Shamette Hepburn, Entertainment Editor
Elephant Man - file
In a bold and possibly controversial move, brewing company Red Stripe has announced its decision to withdraw sponsorship of live music events which its says facilitate "violent and anti-social lyrics".
In a statement issued yesterday, the company said that its main sponsorship beneficiaries, the annual Reggae Summerfest and Sting stage shows will no longer have its support.
"Over the years, however, a very negative trend of glorifying violence has crept into some of the music, causing much consternation among well thinking Jamaicans and others at home and abroad. This has far-reaching and damaging implications for the industry and for the country as a whole," the release stated.
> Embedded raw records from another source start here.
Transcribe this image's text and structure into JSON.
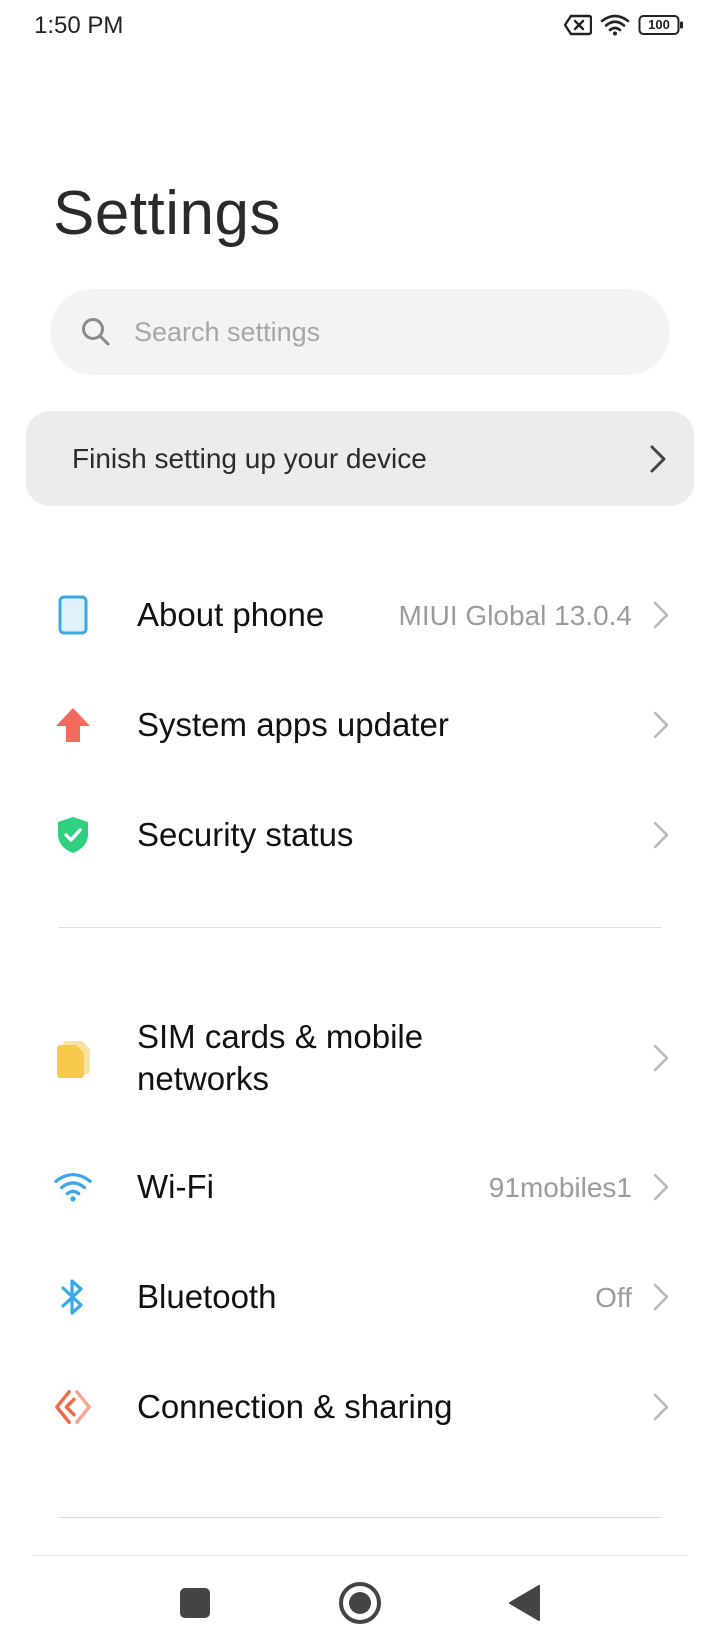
{
  "status_bar": {
    "time": "1:50 PM",
    "battery": "100",
    "icons": [
      "no-sim-icon",
      "wifi-icon",
      "battery-icon"
    ]
  },
  "page": {
    "title": "Settings"
  },
  "search": {
    "placeholder": "Search settings",
    "value": ""
  },
  "setup_banner": {
    "label": "Finish setting up your device"
  },
  "settings": {
    "items": [
      {
        "label": "About phone",
        "value": "MIUI Global 13.0.4",
        "icon": "phone-icon",
        "color": "#3aa8e8"
      },
      {
        "label": "System apps updater",
        "value": "",
        "icon": "arrow-up-icon",
        "color": "#f26a5b"
      },
      {
        "label": "Security status",
        "value": "",
        "icon": "shield-check-icon",
        "color": "#2ecf7f"
      },
      {
        "label": "SIM cards & mobile networks",
        "value": "",
        "icon": "sim-card-icon",
        "color": "#f8c84a"
      },
      {
        "label": "Wi-Fi",
        "value": "91mobiles1",
        "icon": "wifi-icon",
        "color": "#3aa8e8"
      },
      {
        "label": "Bluetooth",
        "value": "Off",
        "icon": "bluetooth-icon",
        "color": "#3aa8e8"
      },
      {
        "label": "Connection & sharing",
        "value": "",
        "icon": "connection-sharing-icon",
        "color": "#f06a4e"
      }
    ]
  },
  "nav": {
    "buttons": [
      "recents-button",
      "home-button",
      "back-button"
    ]
  }
}
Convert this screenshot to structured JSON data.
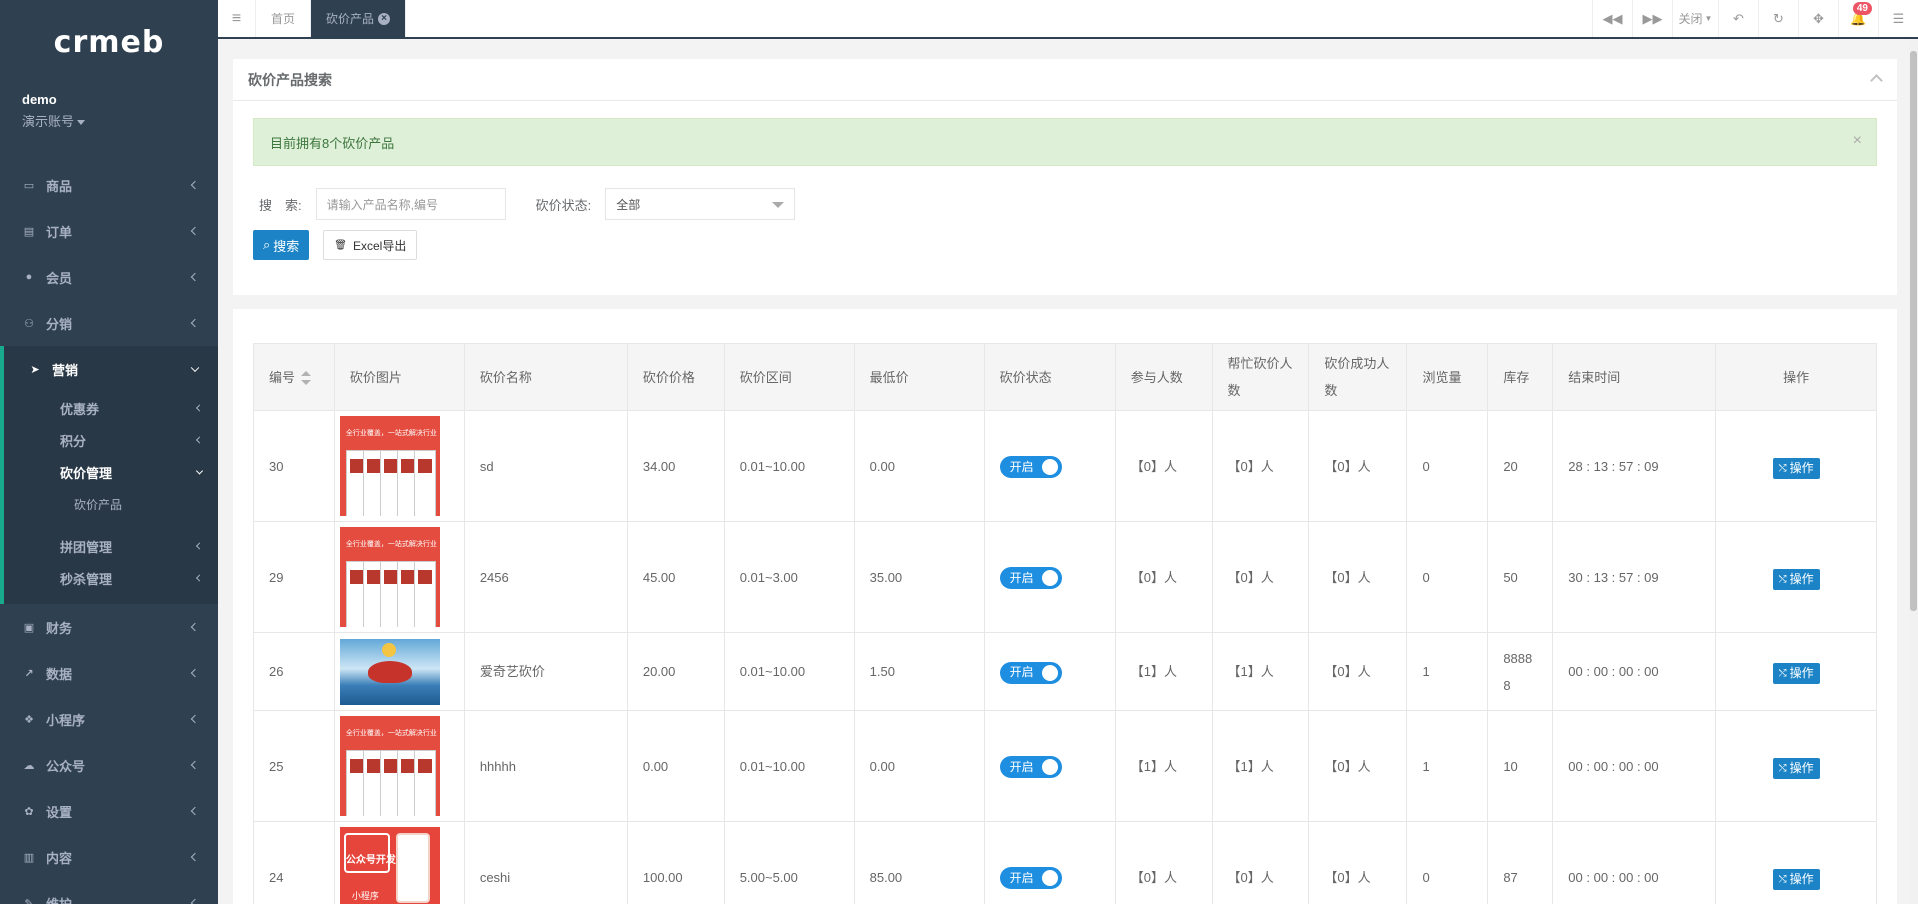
{
  "brand": {
    "logo_text": "crmeb"
  },
  "user": {
    "name": "demo",
    "role": "演示账号"
  },
  "sidebar": {
    "items": [
      {
        "label": "商品",
        "icon": "laptop-icon"
      },
      {
        "label": "订单",
        "icon": "file-icon"
      },
      {
        "label": "会员",
        "icon": "user-icon"
      },
      {
        "label": "分销",
        "icon": "users-icon"
      }
    ],
    "active": {
      "label": "营销",
      "icon": "paper-plane-icon",
      "children": [
        {
          "label": "优惠券"
        },
        {
          "label": "积分"
        },
        {
          "label": "砍价管理",
          "open": true
        },
        {
          "label": "砍价产品",
          "leaf": true
        },
        {
          "label": "拼团管理"
        },
        {
          "label": "秒杀管理"
        }
      ]
    },
    "items_after": [
      {
        "label": "财务",
        "icon": "money-icon"
      },
      {
        "label": "数据",
        "icon": "line-chart-icon"
      },
      {
        "label": "小程序",
        "icon": "cubes-icon"
      },
      {
        "label": "公众号",
        "icon": "wechat-icon"
      },
      {
        "label": "设置",
        "icon": "gear-icon"
      },
      {
        "label": "内容",
        "icon": "book-icon"
      },
      {
        "label": "维护",
        "icon": "wrench-icon"
      }
    ]
  },
  "topbar": {
    "tabs": [
      {
        "label": "首页",
        "active": false
      },
      {
        "label": "砍价产品",
        "active": true
      }
    ],
    "close_label": "关闭",
    "notification_count": "49"
  },
  "search_panel": {
    "title": "砍价产品搜索",
    "alert": "目前拥有8个砍价产品",
    "search_label": "搜　索:",
    "search_placeholder": "请输入产品名称,编号",
    "status_label": "砍价状态:",
    "status_value": "全部",
    "search_button": "搜索",
    "export_button": "Excel导出"
  },
  "table": {
    "headers": [
      "编号",
      "砍价图片",
      "砍价名称",
      "砍价价格",
      "砍价区间",
      "最低价",
      "砍价状态",
      "参与人数",
      "帮忙砍价人数",
      "砍价成功人数",
      "浏览量",
      "库存",
      "结束时间",
      "操作"
    ],
    "rows": [
      {
        "id": "30",
        "image": "red-promo",
        "name": "sd",
        "price": "34.00",
        "range": "0.01~10.00",
        "min": "0.00",
        "status": "开启",
        "participants": "【0】人",
        "helpers": "【0】人",
        "success": "【0】人",
        "views": "0",
        "stock": "20",
        "end": "28 : 13 : 57 : 09",
        "op": "操作"
      },
      {
        "id": "29",
        "image": "red-promo",
        "name": "2456",
        "price": "45.00",
        "range": "0.01~3.00",
        "min": "35.00",
        "status": "开启",
        "participants": "【0】人",
        "helpers": "【0】人",
        "success": "【0】人",
        "views": "0",
        "stock": "50",
        "end": "30 : 13 : 57 : 09",
        "op": "操作"
      },
      {
        "id": "26",
        "image": "sea-dragon",
        "name": "爱奇艺砍价",
        "price": "20.00",
        "range": "0.01~10.00",
        "min": "1.50",
        "status": "开启",
        "participants": "【1】人",
        "helpers": "【1】人",
        "success": "【0】人",
        "views": "1",
        "stock": "88888",
        "end": "00 : 00 : 00 : 00",
        "op": "操作"
      },
      {
        "id": "25",
        "image": "red-promo",
        "name": "hhhhh",
        "price": "0.00",
        "range": "0.01~10.00",
        "min": "0.00",
        "status": "开启",
        "participants": "【1】人",
        "helpers": "【1】人",
        "success": "【0】人",
        "views": "1",
        "stock": "10",
        "end": "00 : 00 : 00 : 00",
        "op": "操作"
      },
      {
        "id": "24",
        "image": "mini-program",
        "name": "ceshi",
        "price": "100.00",
        "range": "5.00~5.00",
        "min": "85.00",
        "status": "开启",
        "participants": "【0】人",
        "helpers": "【0】人",
        "success": "【0】人",
        "views": "0",
        "stock": "87",
        "end": "00 : 00 : 00 : 00",
        "op": "操作"
      }
    ],
    "thumb_text": {
      "red_promo_header": "全行业覆盖，一站式解决行业",
      "mp_title": "公众号开发",
      "mp_sub": "小程序"
    }
  },
  "colors": {
    "sidebar_bg": "#2f4050",
    "primary": "#1c84c6",
    "switch_on": "#1e8ee0",
    "badge": "#ed5565"
  }
}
"While our most recent efforts through the Coalition of Corporate Sponsors have met with some measure of success, some performers continue to propagate, through their live performances, violent and anti-social lyrics. Red Stripe will not be party to this, and thus we have taken the very difficult decision of withdrawing sponsorship from live music events. Consequently, Red Stripe will not renew our contract for title sponsorship of Reggae Sumfest and Sting. We will, however, ensure that our brands are made available whenever and wherever our loyal consumers enjoy premium alcohol beverages."
Red Stripe's Head of Corporate Relations, Maxine Whittingham-Osborne told The STAR that the withdrawal is in tandem with the company's corporate strategies and values.
"The key thing is the fact that Jamaica has been so labelled as the murder capital of the world and we need to take stock of all the things that we are doing to contribute to it," said Mrs. Whittingham-Osborne. "The glorification of violence in the music is not helping our situation."
She disclosed that Red Stripe will now shift its sponsorship focus to programmes which are analogous to its values.
"All we will be doing is shifting our marketing focus. It has to be in line with our corporate strategy and corporate values. We will be launching in the very near future a promotional activity that will be linked to the national football programme."
Declining to disclose the dollar value of the sponsorship of live music events, Mrs. Whittingham-Osborne said that it is competition sensitive information, but that the amount is in "the millions".
These ladies promote Red Stripe's involvement at an event recently. - Contributed
In response to the possibility of backlash stemming from Red Stripe's decision, she said: "To be honest we do believe that there may be some persons who are not in agreement with our position. It is time for us to take a stand. We have been working with the industry in trying to make a change. I know people tend to skew it in a particular direction."
"It is our hope that our action will cause the proponents of this destructive trend in local music to stop and take stock of the negative impact of their actions on the society and seek to make a change. Red Stripe looks forward to the time when good sense will prevail and we can see a return to improved quality and standard of music that all Jamaica can be proud of. At that time we will review our position."
When contacted Sting promoter Isaiah Laing declined to offer a comment on the matter: "I am not ready to respond."
Efforts to contact Director of Summerfest Productions, the promoters of Reggae Summerfest, Johnny Gourzhong were unsuccessful.
According to Mrs. Whittingham-Osborne, the company has been in dialogue with promoters and that the move was an individual one, separate from its affiliation with the Coalition of Corporate Sponsors.
"We have invested a lot of time and money and we believe we need to take a stand and while we have had some measure of success there is a far way to go, but this is our position on the matter. We have to think about what is in the best interest of Jamaica and Jamaicans," she said.